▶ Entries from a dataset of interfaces
___

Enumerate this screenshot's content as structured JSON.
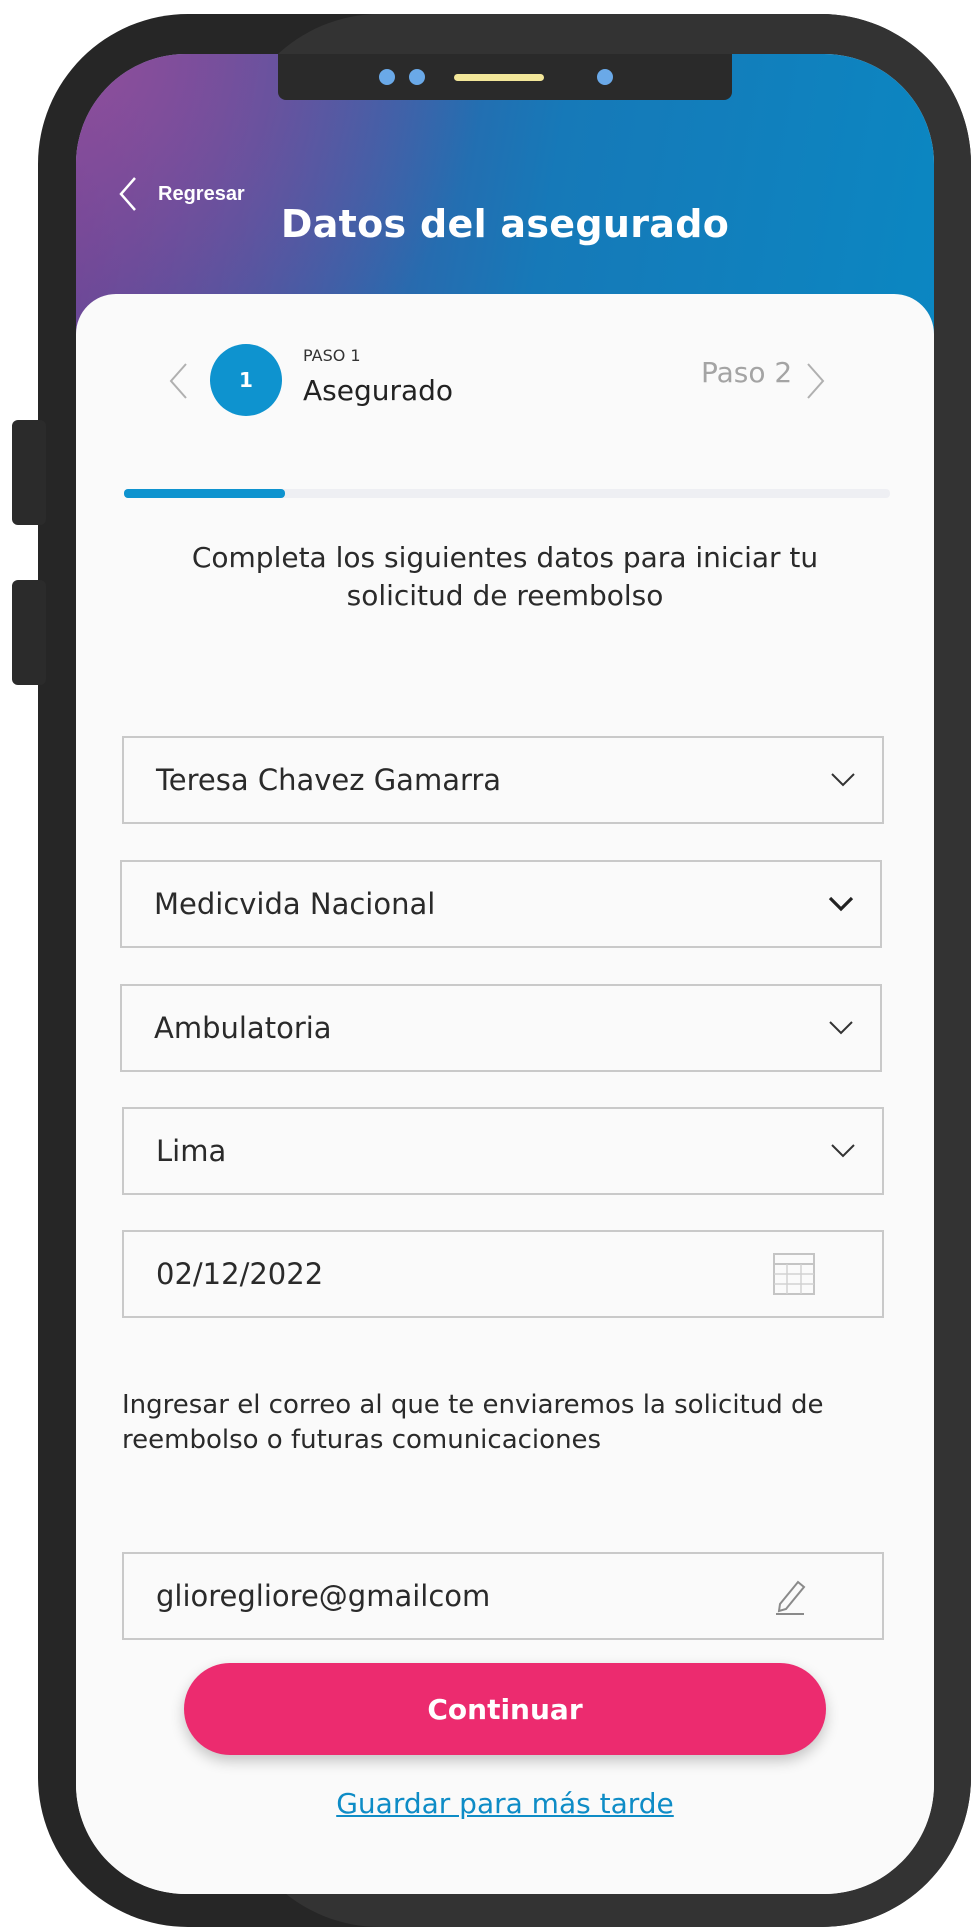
{
  "header": {
    "back_label": "Regresar",
    "title": "Datos del asegurado"
  },
  "stepper": {
    "current_number": "1",
    "current_caption": "PASO 1",
    "current_label": "Asegurado",
    "next_label": "Paso 2",
    "progress_fraction": 0.21
  },
  "form": {
    "intro": "Completa los siguientes datos para iniciar tu solicitud de reembolso",
    "insured": "Teresa Chavez Gamarra",
    "plan": "Medicvida Nacional",
    "care_type": "Ambulatoria",
    "city": "Lima",
    "date": "02/12/2022",
    "email_label": "Ingresar el correo al que te enviaremos la solicitud de reembolso o futuras comunicaciones",
    "email": "glioregliore@gmailcom"
  },
  "actions": {
    "continue_label": "Continuar",
    "save_later_label": "Guardar para más tarde"
  },
  "colors": {
    "accent_blue": "#0e93cf",
    "primary_button": "#ec2b6f",
    "link": "#0e8cc6"
  },
  "icons": [
    "chevron-left-icon",
    "chevron-right-icon",
    "chevron-down-icon",
    "calendar-icon",
    "pencil-icon"
  ]
}
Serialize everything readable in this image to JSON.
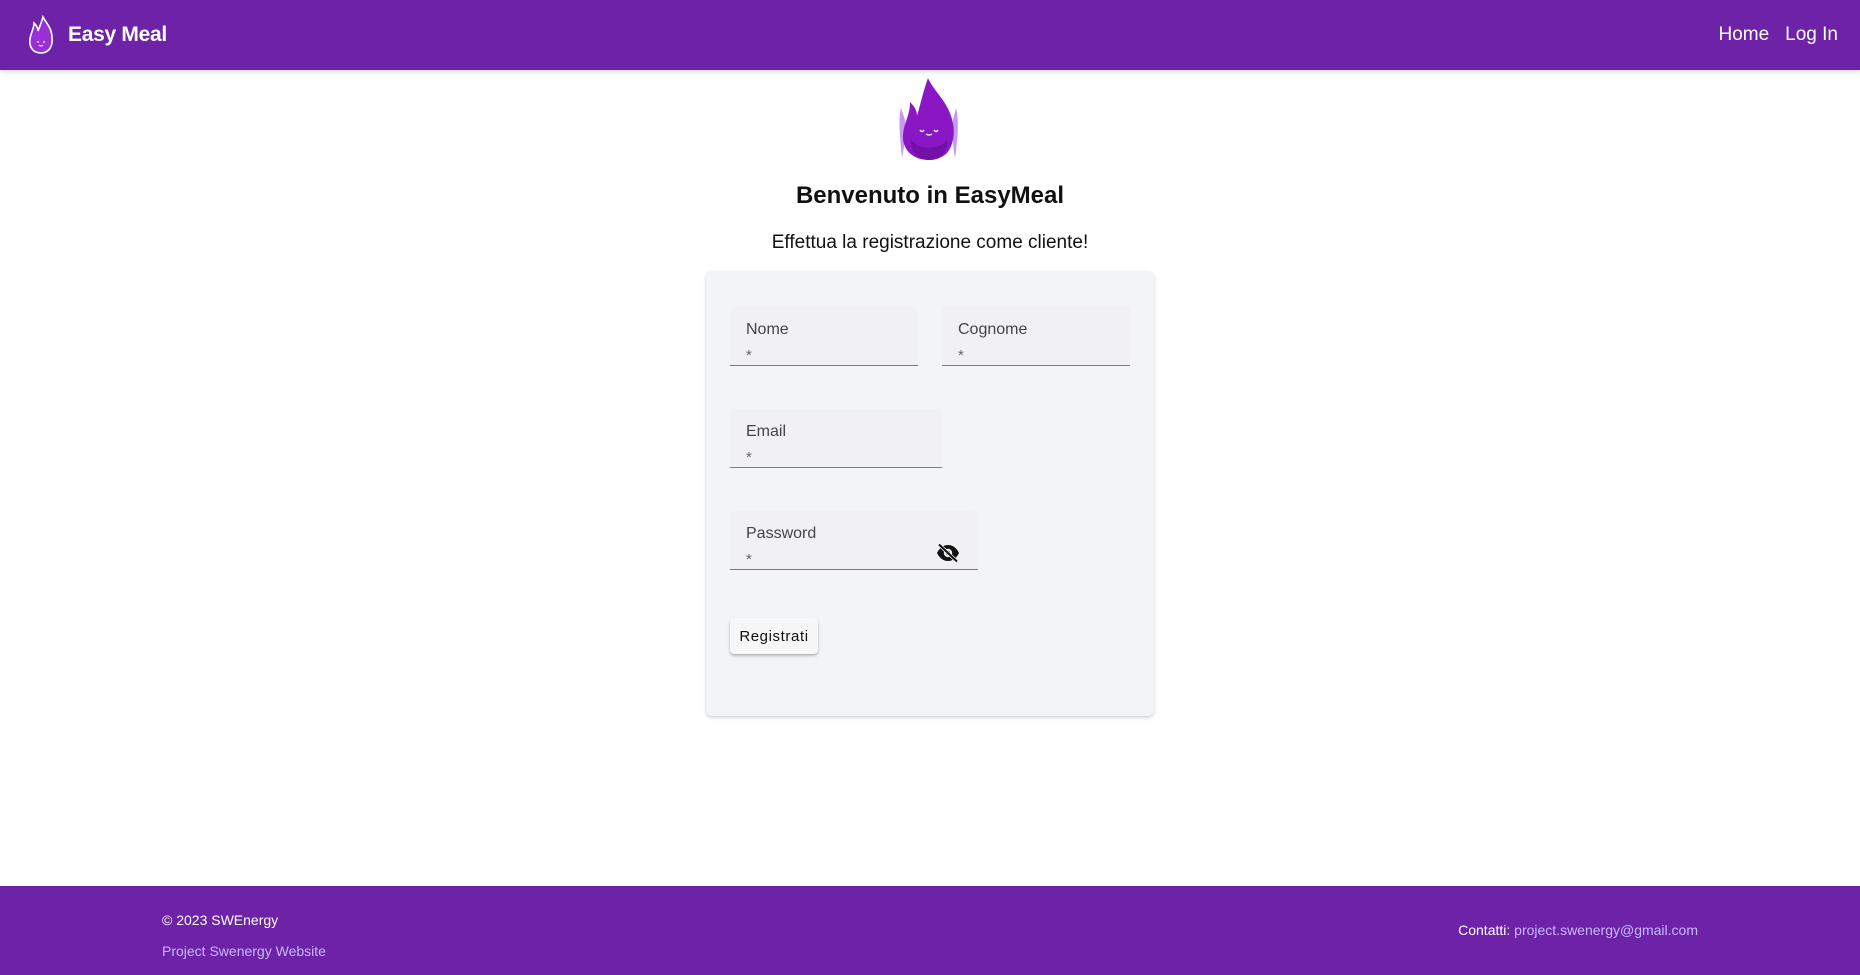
{
  "header": {
    "brand": "Easy Meal",
    "nav": [
      {
        "label": "Home"
      },
      {
        "label": "Log In"
      }
    ]
  },
  "hero": {
    "title": "Benvenuto in EasyMeal",
    "subtitle": "Effettua la registrazione come cliente!"
  },
  "form": {
    "nome": {
      "label": "Nome",
      "required": "*",
      "value": ""
    },
    "cognome": {
      "label": "Cognome",
      "required": "*",
      "value": ""
    },
    "email": {
      "label": "Email",
      "required": "*",
      "value": ""
    },
    "password": {
      "label": "Password",
      "required": "*",
      "value": ""
    },
    "submit_label": "Registrati"
  },
  "footer": {
    "copyright": "© 2023 SWEnergy",
    "website_link": "Project Swenergy Website",
    "contacts_label": "Contatti:",
    "contacts_email": "project.swenergy@gmail.com"
  },
  "colors": {
    "brand": "#6d22a7",
    "link": "#c7b8ff",
    "card_bg": "#f3f4f6"
  },
  "icons": {
    "logo": "purple-flame-mascot-icon",
    "password_toggle": "eye-off-icon"
  }
}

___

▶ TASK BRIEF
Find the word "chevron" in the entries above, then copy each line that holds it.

▶ SOLUTION FOR THIS PROBLEM
    "chevron-left-icon",
    "chevron-right-icon",
    "chevron-down-icon",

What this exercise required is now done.